10 ways to help your dojo stay open for business

If you’re like me, you see the dojo as your second home. You love being in the Hall of Training, working on your material to perfect the art. In this tough economy, it is difficult to keep a Kempo school operational. I know because I had to close one myself. What students should do is take emotional ownership of the school. Invest your time to help the owner and instructors out. You should do your part to help the school survive and thrive.

Black Belt in meditation

Black Belt in meditation

Here are ten actionable ideas that you and your fellow students can do to keep the dojo doors open.

  1. Clean what’s dirty, whether it is windows, mirrors, the mat or chairs. A dirty dojo is not a welcoming to new students or guests.
  2. Bring in friends as new students. A school with paying students lasts longer. Also training with your friends if very enjoyable.
  3. Pay on time. The owner needs to pay the bills and having the funds on time helps.
  4. Pass out flyers. It costs money to advertise and market. If you take some time out of your day to pass out flyers to potential new students, you’re helping the dojo save money.
  5. Write good things about the dojo on social networks, forums and on note cards in laundry rooms. People like to hear about good places to train from real people they can trust. Hopefully they’re turn around and join as new students.
  6. Donate used equipment to new students who can’t afford equipment. It is easier to continue training when you have all the supplies you need but not everyone can afford the expense. Used equipment is better than no equipment.
  7. Arrange for the dojo to do an exhibition at local schools or community clubs. Most people don’t know that there are schools around, or what martial arts are. Informing others about the benefits of training is a great way to attract new students.
  8. Contribute articles or pictures to the dojo’s website, newsletter or blog. Again, this is a great way to let others know about all the fun you have while training. Engaging and informative articles really explain benefits in simple terms most can understand.
  9. Show up for classes. It may seem simple but students who skip class eventually skip more classes and then drop out. Don’t be one of them. Don’t let your friends skip classes either. Call them up if they miss a class and offer to practice with them so they don’t get behind. There are two critical figures for all schools: the number of new students and the number of students who quit. The first number should be high and the other really low.
  10. Thank your instructors for their help and time. Teaching weekly classes is very hard to do, often leading to burnout. Staying enthusiastic about teaching everyday is a trick every instructor struggles with constantly. What helped me during my full time career is the gratitude of my students. A simple “Thank you” really pumped me up and stemmed the tide toward burnout. Help your instructor stay motivated with a few words of encouragement.

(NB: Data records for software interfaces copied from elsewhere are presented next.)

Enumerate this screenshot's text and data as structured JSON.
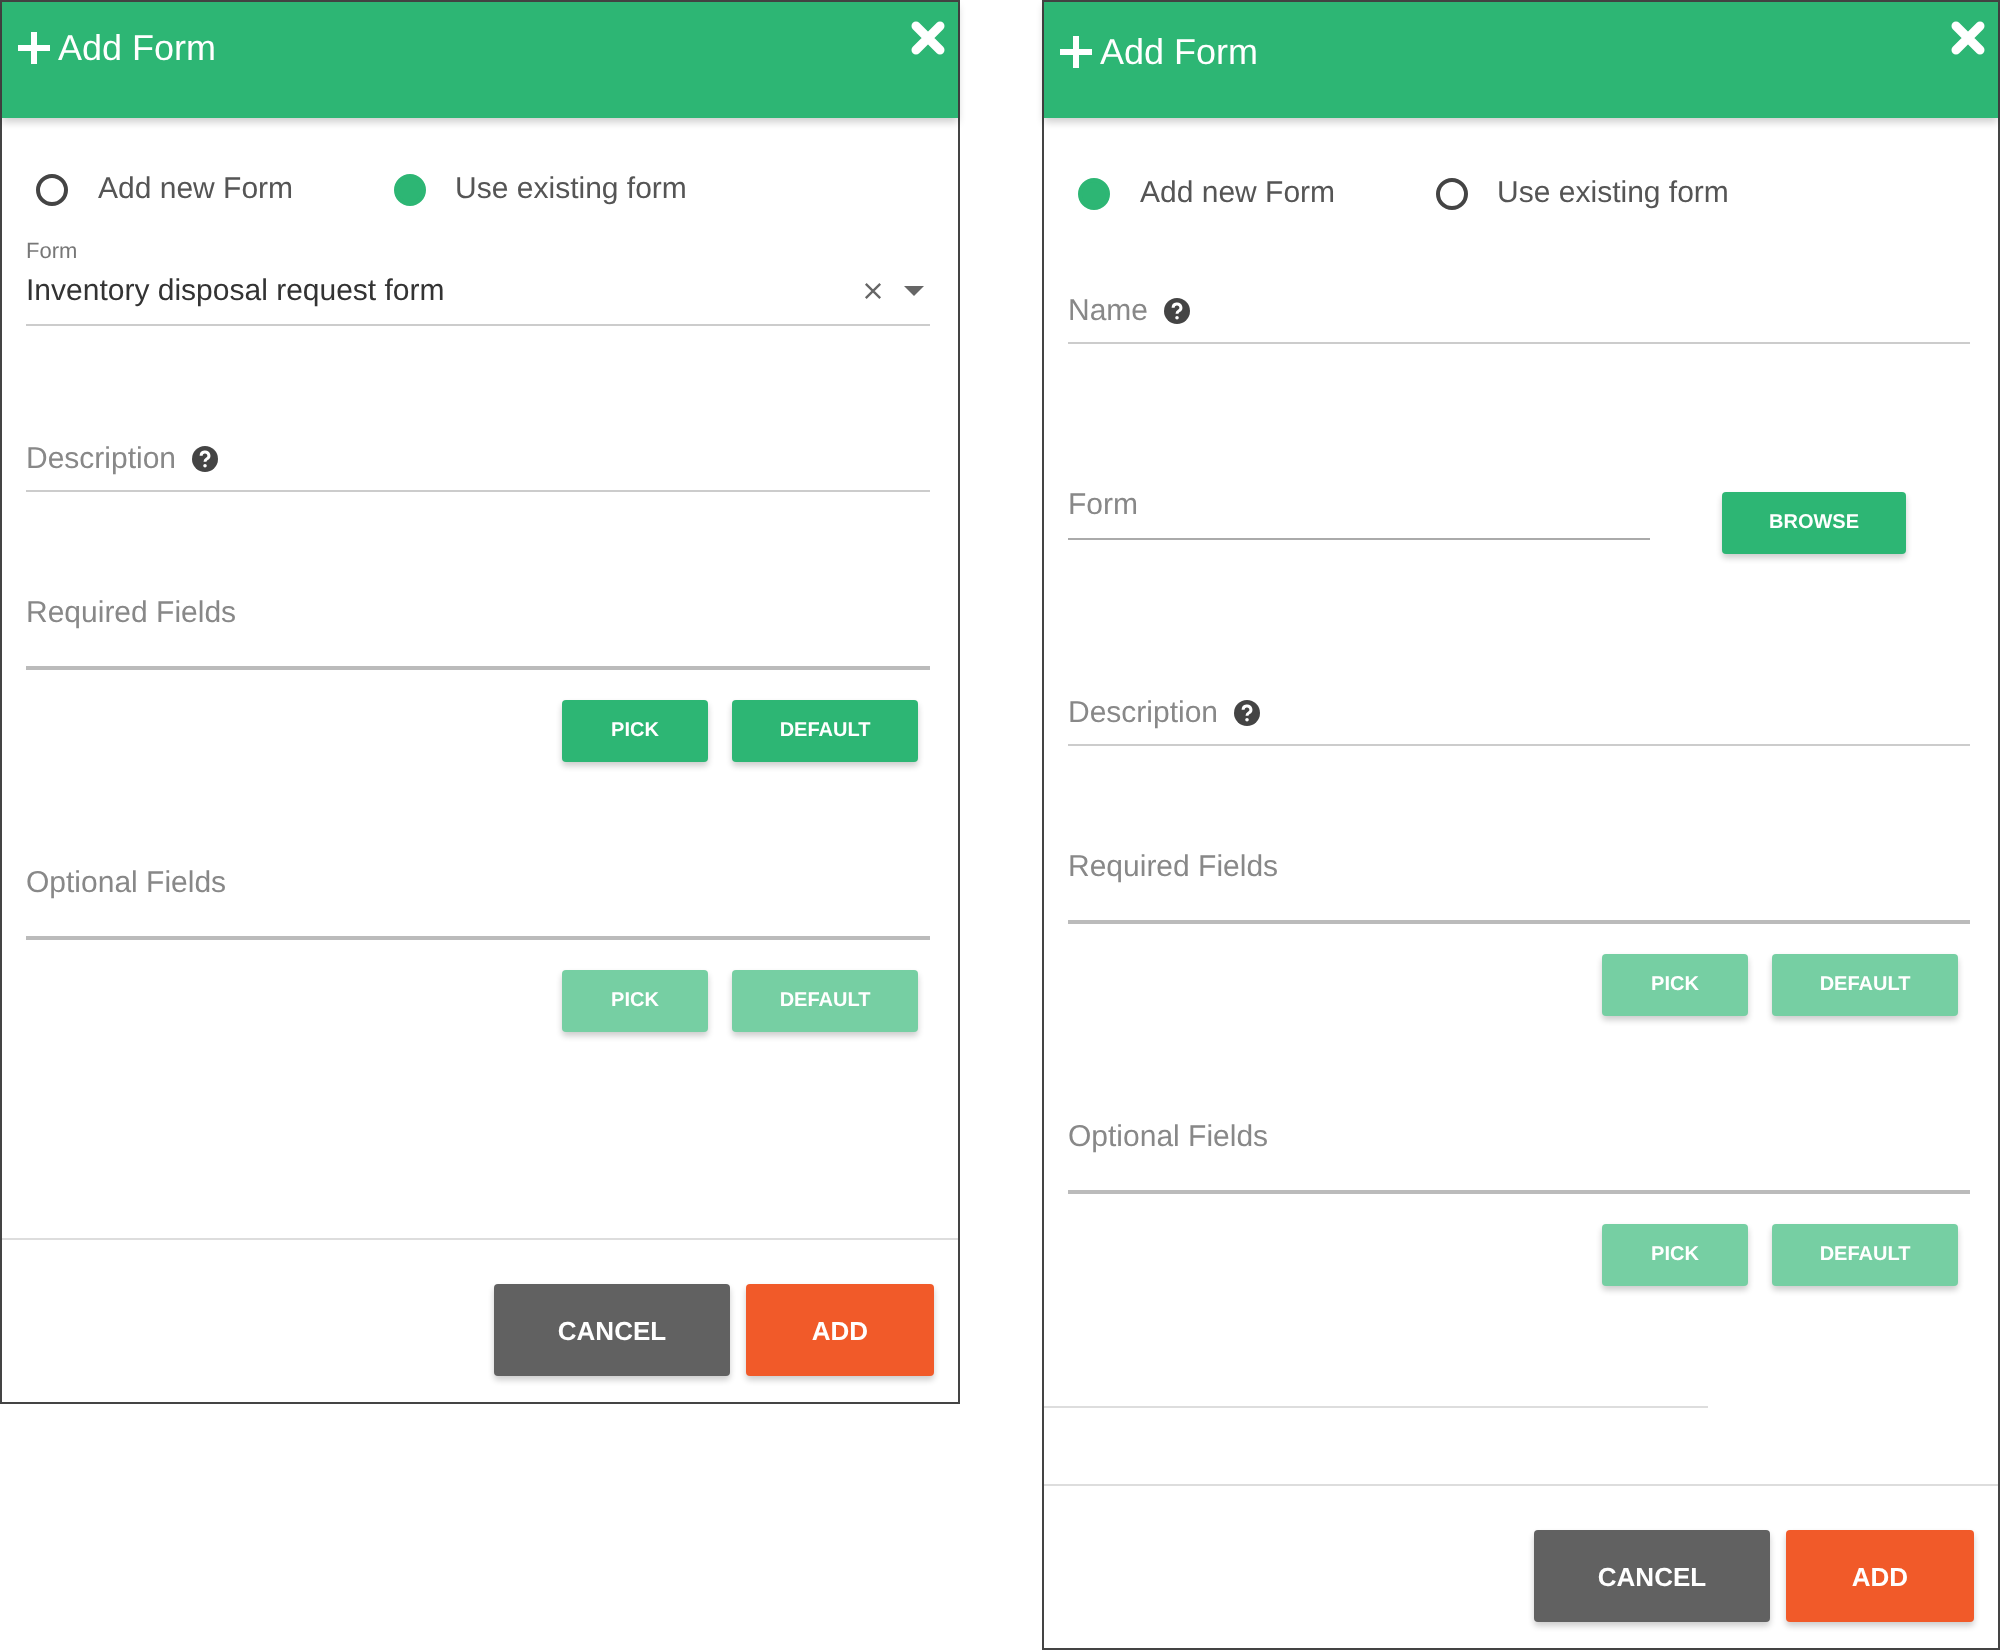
{
  "dialogs": [
    {
      "title": "Add Form",
      "options": [
        {
          "label": "Add new Form",
          "selected": false
        },
        {
          "label": "Use existing form",
          "selected": true
        }
      ],
      "fields": [
        {
          "kind": "select",
          "label": "Form",
          "value": "Inventory disposal request form"
        },
        {
          "kind": "text",
          "label": "Description",
          "help": true
        },
        {
          "kind": "picker",
          "label": "Required Fields",
          "buttons": [
            {
              "label": "PICK",
              "disabled": false
            },
            {
              "label": "DEFAULT",
              "disabled": false
            }
          ]
        },
        {
          "kind": "picker",
          "label": "Optional Fields",
          "buttons": [
            {
              "label": "PICK",
              "disabled": true
            },
            {
              "label": "DEFAULT",
              "disabled": true
            }
          ]
        }
      ],
      "buttons": [
        {
          "label": "CANCEL",
          "kind": "cancel"
        },
        {
          "label": "ADD",
          "kind": "confirm"
        }
      ]
    },
    {
      "title": "Add Form",
      "options": [
        {
          "label": "Add new Form",
          "selected": true
        },
        {
          "label": "Use existing form",
          "selected": false
        }
      ],
      "fields": [
        {
          "kind": "text",
          "label": "Name",
          "help": true
        },
        {
          "kind": "file",
          "label": "Form",
          "button": "BROWSE"
        },
        {
          "kind": "text",
          "label": "Description",
          "help": true
        },
        {
          "kind": "picker",
          "label": "Required Fields",
          "buttons": [
            {
              "label": "PICK",
              "disabled": true
            },
            {
              "label": "DEFAULT",
              "disabled": true
            }
          ]
        },
        {
          "kind": "picker",
          "label": "Optional Fields",
          "buttons": [
            {
              "label": "PICK",
              "disabled": true
            },
            {
              "label": "DEFAULT",
              "disabled": true
            }
          ]
        },
        {
          "kind": "rule"
        }
      ],
      "buttons": [
        {
          "label": "CANCEL",
          "kind": "cancel"
        },
        {
          "label": "ADD",
          "kind": "confirm"
        }
      ]
    }
  ]
}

Hopefully by following this advice you can help keep your school from going under financially. We all need to pitch in and help each other out in times of need. Got some other good ideas, please share them in the comment section.